The Title Reporter: A Legal Update for the Title Insurance IndustryOctober 26, 2023 | |
Here is what we cover in this issue of Title Insurance Update Autumn 2023
- “Deed Theft: Recent New York Developments” explains that New York State prosecutors, and the New York State legislature, have been focusing on the growing problem of deed thefts.
- A trial court in New York has granted summary judgment to a title insurer in a coverage dispute, finding that the title insurance policy’s “persons in possession” exception to coverage applied to the insured’s claim for damages stemming from an adjacent wall’s encroachment on the insured’s property.
- A trial court in New York has dismissed a policyholder’s claims against a title insurance policy and a breach of contract claim against an agent for the title insurer.
- A trial court in California has dismissed a lawsuit brought by a policyholder against her title insurance carrier after finding that the lawsuit was time barred.
- An appellate court in Texas, affirming a trial court’s decision, has ruled that a title insurer that acted as the closer of a sale of real estate and as escrow agent in the transaction did not owe any duties to non-parties to the transaction.
- An appellate court has affirmed a trial court’s decision in a breach of contract action, concluding that the trial court did not err in (i) upholding a contract to sell real estate by a seller who was not the titled owner, and (ii) finding that the seller had not committed fraud.
- A trial court has ruled that a plaintiff did not have a prescriptive easement over a road abutting her property, finding that she failed to demonstrate continuous and uninterrupted use of the road for the statutory period.
- A trial court in Connecticut has granted a defense motion to strike the plaintiffs’ group adverse possession claim as legally insufficient, reasoning that state law did not support collective claims for adverse possession.
- An appellate court in Illinois has ruled that a trial court properly granted summary judgment in favor of the defendants on their counterclaim that they took by adverse possession the portion of their driveway that encroached on the plaintiffs’ property.
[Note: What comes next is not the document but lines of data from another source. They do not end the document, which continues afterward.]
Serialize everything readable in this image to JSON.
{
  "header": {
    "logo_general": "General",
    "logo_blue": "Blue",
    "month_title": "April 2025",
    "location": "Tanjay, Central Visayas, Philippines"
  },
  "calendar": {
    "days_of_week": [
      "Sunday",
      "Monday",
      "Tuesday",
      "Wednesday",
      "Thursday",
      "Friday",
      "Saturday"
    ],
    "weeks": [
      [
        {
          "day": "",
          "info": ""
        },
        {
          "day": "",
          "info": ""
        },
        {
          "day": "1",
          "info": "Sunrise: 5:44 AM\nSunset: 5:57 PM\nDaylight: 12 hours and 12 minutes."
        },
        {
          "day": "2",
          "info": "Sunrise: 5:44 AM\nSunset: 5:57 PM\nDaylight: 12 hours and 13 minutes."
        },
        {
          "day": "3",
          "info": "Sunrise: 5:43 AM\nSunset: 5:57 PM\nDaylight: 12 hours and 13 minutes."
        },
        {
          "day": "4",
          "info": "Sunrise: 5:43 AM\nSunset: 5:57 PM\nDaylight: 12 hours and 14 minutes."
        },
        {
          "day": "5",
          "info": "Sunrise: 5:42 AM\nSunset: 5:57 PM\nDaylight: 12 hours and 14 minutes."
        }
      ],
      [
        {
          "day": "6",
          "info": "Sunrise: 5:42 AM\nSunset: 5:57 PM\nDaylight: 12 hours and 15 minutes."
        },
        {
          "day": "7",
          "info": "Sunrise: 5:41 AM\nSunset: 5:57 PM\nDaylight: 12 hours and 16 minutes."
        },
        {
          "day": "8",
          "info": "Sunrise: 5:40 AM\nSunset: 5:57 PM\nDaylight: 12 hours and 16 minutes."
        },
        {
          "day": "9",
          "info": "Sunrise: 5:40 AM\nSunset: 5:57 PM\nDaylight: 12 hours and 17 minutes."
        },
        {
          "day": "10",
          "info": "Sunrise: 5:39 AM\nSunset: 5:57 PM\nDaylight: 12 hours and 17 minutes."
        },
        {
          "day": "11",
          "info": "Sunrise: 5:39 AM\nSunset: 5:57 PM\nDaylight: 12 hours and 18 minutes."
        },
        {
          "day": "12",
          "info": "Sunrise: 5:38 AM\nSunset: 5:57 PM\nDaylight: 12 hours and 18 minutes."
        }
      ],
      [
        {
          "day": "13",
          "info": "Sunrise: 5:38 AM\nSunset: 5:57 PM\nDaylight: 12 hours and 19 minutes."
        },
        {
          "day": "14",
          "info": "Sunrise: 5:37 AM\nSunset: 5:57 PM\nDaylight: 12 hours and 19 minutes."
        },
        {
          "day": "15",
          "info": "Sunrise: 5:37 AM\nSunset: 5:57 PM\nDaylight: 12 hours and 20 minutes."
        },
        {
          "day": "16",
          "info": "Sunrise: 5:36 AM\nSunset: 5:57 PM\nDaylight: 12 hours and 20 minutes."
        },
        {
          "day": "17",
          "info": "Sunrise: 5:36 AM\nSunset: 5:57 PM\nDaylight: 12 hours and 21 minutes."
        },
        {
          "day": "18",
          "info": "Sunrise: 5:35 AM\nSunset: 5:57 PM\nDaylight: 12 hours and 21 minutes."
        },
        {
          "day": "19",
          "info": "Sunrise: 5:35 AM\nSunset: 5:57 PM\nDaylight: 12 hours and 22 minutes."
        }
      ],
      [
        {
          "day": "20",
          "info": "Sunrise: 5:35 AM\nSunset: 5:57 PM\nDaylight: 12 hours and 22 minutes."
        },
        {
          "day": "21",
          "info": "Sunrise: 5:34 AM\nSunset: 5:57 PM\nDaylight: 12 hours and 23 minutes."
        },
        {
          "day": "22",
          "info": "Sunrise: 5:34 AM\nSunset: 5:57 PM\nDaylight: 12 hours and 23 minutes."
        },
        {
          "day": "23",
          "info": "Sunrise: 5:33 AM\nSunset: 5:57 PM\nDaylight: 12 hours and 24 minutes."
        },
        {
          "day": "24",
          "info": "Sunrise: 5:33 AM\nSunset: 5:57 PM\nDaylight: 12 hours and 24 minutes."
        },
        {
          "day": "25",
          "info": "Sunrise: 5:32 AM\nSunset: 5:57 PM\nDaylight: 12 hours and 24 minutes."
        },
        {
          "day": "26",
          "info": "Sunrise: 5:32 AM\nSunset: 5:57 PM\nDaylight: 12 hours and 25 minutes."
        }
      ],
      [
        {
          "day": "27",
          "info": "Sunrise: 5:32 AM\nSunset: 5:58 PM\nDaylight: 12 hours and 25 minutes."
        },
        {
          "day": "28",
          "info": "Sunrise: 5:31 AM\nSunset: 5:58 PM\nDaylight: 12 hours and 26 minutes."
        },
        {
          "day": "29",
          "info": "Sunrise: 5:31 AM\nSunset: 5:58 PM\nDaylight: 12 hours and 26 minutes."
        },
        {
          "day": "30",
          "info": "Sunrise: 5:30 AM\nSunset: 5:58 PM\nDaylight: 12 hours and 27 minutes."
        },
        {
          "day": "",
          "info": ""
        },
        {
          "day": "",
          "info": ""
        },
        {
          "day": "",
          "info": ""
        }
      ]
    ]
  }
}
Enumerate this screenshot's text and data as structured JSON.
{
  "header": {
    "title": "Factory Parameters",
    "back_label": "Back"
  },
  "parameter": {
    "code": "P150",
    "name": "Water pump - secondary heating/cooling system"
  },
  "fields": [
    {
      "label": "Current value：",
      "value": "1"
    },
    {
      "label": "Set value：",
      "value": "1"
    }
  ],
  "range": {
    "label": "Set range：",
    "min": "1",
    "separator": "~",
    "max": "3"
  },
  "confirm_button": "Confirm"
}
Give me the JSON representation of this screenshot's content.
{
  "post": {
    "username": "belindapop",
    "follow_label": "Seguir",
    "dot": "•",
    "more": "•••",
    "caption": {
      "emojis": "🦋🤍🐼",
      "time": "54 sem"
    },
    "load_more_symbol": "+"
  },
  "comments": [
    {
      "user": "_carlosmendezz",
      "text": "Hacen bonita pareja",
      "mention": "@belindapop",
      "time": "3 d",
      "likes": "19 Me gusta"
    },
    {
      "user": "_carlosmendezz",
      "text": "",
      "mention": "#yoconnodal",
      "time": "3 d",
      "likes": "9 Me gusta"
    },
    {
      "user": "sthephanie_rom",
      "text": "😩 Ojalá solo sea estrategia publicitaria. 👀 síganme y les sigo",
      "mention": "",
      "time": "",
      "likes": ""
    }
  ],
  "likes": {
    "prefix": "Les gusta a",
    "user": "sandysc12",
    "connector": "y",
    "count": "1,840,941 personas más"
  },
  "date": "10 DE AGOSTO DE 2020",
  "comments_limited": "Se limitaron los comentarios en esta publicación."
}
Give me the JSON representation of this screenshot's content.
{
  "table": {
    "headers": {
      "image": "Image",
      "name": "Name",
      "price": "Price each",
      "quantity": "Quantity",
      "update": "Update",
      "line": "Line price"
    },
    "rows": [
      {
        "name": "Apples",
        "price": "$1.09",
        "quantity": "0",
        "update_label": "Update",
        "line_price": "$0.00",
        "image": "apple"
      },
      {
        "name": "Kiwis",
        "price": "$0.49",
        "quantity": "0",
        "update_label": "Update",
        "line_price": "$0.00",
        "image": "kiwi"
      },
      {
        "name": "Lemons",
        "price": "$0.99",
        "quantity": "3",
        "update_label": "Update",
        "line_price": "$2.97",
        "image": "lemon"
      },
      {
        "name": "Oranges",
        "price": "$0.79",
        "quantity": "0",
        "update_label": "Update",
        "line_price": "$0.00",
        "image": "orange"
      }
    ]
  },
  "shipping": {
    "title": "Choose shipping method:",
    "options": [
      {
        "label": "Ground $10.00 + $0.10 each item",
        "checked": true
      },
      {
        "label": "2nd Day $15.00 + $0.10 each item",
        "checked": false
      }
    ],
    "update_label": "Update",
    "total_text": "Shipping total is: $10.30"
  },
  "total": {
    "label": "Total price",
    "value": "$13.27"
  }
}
The court reached this conclusion notwithstanding the plaintiffs’ contention that the plaintiffs and the defendants were unaware that the defendants’ use of that portion of the driveway was a trespass.
- A state trial court has ruled that a defendant in a quiet title action failed to demonstrate that she owned by adverse possession a narrow strip of land between the property that she owned and her neighbor’s property line.
- A trial court in Connecticut has granted summary judgment to a defendant in a personal injury action, finding that the defendant did not gain title, by adverse possession, to property on which the plaintiff allegedly had been injured.
Lawrence S. Han, Michael J. Heller and Matthew V. Spero
- Michael J. Heller
- Matthew V. Spero
- Lawrence S. Han